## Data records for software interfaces

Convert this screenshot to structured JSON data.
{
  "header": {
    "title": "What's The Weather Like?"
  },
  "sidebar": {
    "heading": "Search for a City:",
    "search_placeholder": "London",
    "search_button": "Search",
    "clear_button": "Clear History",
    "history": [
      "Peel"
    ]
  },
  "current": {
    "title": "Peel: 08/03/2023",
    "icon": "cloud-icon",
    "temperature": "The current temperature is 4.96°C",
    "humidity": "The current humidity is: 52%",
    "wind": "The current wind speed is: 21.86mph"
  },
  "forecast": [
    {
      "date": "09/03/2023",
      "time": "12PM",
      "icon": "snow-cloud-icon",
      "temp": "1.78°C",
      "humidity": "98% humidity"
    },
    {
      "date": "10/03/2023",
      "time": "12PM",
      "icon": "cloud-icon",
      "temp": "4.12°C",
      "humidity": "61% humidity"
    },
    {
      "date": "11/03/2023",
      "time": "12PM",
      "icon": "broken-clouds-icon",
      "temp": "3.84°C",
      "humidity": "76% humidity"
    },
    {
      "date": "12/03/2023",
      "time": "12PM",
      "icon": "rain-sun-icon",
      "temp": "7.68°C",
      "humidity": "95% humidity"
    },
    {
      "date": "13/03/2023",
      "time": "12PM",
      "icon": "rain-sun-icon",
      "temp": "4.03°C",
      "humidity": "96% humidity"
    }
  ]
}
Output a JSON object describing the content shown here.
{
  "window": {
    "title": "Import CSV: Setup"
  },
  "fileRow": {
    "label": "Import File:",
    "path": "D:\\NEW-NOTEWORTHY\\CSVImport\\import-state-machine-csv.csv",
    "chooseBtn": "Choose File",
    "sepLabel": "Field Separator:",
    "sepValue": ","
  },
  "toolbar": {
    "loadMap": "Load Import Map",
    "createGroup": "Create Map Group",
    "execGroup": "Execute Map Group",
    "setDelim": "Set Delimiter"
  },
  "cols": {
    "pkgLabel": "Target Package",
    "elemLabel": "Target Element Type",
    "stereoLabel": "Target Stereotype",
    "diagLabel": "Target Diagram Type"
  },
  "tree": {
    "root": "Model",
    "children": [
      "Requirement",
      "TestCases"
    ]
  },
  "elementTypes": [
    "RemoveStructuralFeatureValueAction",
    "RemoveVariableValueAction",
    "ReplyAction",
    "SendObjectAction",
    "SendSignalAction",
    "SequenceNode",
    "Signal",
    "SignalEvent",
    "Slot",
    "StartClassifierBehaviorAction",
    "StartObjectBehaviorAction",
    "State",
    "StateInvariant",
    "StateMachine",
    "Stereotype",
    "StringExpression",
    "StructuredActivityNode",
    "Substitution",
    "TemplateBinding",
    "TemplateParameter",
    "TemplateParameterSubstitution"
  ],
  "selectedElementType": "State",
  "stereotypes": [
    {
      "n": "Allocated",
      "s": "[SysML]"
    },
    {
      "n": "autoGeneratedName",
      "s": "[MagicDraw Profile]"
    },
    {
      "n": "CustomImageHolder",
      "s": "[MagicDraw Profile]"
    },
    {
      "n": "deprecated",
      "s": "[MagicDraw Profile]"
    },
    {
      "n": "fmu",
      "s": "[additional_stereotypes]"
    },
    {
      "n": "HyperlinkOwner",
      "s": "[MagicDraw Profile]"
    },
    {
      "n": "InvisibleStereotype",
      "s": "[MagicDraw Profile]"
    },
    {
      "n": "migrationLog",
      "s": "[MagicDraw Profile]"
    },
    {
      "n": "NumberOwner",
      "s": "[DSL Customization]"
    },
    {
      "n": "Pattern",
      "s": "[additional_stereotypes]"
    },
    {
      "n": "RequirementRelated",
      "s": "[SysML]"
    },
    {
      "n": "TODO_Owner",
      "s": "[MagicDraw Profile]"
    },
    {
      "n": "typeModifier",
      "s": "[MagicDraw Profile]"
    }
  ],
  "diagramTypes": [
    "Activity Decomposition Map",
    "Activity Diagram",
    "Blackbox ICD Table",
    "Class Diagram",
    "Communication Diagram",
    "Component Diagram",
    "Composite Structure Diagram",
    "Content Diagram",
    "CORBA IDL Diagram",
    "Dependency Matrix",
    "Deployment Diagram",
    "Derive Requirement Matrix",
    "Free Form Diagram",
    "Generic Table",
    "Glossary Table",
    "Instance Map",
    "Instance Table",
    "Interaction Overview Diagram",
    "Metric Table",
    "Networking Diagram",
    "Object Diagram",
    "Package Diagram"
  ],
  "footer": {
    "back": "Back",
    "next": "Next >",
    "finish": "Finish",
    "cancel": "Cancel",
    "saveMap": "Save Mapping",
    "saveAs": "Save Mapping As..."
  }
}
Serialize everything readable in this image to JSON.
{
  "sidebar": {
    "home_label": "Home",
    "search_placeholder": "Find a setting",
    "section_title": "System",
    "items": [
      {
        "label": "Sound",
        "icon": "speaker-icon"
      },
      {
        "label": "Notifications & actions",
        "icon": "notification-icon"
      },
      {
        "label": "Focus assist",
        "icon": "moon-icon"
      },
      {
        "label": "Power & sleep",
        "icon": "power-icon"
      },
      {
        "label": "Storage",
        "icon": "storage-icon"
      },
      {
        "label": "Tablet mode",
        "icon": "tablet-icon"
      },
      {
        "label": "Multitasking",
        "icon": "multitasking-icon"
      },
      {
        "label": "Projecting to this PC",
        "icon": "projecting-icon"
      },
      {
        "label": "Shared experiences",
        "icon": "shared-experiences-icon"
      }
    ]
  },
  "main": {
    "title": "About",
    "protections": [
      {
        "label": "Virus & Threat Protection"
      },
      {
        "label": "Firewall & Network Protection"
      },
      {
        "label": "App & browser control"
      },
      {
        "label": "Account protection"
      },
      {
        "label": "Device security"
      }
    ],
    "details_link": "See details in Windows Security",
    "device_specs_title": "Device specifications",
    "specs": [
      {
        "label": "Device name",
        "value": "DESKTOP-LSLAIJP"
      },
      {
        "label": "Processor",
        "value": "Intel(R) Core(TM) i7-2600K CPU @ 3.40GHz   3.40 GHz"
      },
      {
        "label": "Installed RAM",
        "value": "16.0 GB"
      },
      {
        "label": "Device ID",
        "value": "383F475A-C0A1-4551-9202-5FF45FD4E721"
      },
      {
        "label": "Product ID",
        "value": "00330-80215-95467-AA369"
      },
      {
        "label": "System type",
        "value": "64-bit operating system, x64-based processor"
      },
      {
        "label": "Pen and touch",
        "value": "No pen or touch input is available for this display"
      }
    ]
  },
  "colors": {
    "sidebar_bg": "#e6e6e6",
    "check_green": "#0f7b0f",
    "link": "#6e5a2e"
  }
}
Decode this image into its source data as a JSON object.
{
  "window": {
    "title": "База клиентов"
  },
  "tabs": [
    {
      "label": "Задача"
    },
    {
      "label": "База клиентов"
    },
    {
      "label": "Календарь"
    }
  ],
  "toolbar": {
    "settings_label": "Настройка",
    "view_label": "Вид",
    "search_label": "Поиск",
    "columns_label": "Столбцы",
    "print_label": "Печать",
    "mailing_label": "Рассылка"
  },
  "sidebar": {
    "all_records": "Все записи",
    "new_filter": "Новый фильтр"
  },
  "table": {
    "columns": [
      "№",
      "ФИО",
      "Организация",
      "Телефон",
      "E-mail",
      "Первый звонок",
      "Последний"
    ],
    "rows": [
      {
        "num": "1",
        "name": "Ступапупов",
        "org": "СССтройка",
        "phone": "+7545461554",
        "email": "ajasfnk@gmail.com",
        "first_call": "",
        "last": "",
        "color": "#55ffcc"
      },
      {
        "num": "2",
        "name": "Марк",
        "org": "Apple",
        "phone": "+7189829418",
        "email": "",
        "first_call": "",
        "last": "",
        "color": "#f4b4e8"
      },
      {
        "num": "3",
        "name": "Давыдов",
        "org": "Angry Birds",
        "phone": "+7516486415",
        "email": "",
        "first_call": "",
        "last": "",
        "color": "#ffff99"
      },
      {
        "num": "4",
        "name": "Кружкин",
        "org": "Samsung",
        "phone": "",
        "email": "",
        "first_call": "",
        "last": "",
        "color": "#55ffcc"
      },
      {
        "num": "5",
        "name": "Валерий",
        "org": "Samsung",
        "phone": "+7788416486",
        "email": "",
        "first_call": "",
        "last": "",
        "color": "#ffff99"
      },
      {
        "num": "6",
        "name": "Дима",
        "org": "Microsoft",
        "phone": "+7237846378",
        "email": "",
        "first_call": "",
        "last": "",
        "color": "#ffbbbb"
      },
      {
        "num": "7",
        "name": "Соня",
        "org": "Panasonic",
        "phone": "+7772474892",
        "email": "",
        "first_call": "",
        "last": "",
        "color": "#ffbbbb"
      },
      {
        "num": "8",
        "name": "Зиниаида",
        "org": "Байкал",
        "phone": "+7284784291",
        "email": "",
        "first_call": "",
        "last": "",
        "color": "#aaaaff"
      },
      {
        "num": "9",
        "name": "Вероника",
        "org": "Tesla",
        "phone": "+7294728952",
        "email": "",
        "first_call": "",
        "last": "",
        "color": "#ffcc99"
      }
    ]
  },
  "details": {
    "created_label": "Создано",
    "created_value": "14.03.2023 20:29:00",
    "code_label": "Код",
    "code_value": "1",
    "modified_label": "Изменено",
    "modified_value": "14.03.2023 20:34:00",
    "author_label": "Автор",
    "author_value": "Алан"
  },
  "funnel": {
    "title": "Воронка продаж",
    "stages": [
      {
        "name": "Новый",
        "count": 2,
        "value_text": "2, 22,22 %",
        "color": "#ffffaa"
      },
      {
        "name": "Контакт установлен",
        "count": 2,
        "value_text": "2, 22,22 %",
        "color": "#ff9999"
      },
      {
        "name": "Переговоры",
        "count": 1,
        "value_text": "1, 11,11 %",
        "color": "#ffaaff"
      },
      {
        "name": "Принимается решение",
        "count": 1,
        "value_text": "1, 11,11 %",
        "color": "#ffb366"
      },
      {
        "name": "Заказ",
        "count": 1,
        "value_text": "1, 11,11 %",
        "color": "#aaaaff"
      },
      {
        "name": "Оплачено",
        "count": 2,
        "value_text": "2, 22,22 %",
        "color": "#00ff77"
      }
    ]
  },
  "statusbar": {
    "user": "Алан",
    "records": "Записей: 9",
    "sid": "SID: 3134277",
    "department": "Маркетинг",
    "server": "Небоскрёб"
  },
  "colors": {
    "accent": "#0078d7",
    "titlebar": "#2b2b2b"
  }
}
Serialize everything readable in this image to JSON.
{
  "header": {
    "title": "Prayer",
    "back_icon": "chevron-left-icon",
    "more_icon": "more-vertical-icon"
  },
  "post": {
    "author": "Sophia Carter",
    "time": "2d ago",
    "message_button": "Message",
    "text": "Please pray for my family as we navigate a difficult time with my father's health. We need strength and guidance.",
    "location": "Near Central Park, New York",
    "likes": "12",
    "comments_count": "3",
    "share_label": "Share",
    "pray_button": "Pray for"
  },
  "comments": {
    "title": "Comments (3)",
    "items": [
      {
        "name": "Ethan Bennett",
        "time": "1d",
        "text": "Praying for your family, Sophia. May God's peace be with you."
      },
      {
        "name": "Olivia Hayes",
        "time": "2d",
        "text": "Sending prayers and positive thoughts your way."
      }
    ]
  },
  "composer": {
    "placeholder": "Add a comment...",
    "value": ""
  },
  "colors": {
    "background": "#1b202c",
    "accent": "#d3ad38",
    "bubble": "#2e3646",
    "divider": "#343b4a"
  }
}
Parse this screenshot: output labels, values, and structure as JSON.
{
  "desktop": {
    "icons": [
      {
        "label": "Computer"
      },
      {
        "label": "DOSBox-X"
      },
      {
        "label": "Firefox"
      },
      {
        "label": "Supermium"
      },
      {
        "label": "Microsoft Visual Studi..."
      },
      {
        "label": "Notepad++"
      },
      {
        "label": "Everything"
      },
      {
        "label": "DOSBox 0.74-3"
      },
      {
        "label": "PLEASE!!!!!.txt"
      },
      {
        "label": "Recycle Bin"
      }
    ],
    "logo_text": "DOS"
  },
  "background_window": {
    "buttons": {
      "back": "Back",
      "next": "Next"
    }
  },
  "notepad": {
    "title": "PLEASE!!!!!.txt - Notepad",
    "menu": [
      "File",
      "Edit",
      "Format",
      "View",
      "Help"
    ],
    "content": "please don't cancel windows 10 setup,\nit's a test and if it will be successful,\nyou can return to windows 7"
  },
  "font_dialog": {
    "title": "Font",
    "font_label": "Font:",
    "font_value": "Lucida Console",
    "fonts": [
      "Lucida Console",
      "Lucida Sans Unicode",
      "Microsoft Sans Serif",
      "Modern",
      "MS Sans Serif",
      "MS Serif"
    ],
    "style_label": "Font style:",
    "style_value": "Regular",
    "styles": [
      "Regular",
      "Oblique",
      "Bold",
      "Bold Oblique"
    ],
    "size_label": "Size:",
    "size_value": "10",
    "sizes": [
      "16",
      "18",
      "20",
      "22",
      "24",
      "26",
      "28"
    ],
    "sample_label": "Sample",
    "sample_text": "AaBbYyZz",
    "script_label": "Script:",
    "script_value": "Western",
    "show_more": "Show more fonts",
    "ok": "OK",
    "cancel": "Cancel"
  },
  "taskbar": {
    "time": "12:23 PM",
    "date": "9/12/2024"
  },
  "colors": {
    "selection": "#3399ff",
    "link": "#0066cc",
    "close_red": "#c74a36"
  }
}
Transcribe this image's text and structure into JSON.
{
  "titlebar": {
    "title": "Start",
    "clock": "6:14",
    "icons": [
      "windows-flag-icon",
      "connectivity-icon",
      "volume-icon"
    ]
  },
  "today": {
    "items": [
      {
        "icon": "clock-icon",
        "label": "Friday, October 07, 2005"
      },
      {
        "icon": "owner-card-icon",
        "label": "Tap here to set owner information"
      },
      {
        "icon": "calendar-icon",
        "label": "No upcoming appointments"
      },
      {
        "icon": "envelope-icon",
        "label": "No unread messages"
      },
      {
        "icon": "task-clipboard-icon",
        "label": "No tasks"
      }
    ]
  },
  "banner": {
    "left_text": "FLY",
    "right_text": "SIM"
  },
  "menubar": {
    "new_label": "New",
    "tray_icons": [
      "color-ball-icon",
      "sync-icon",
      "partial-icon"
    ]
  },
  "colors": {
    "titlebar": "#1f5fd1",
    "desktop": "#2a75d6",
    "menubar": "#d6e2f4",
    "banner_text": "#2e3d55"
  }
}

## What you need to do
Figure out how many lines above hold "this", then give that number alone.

## Task response
8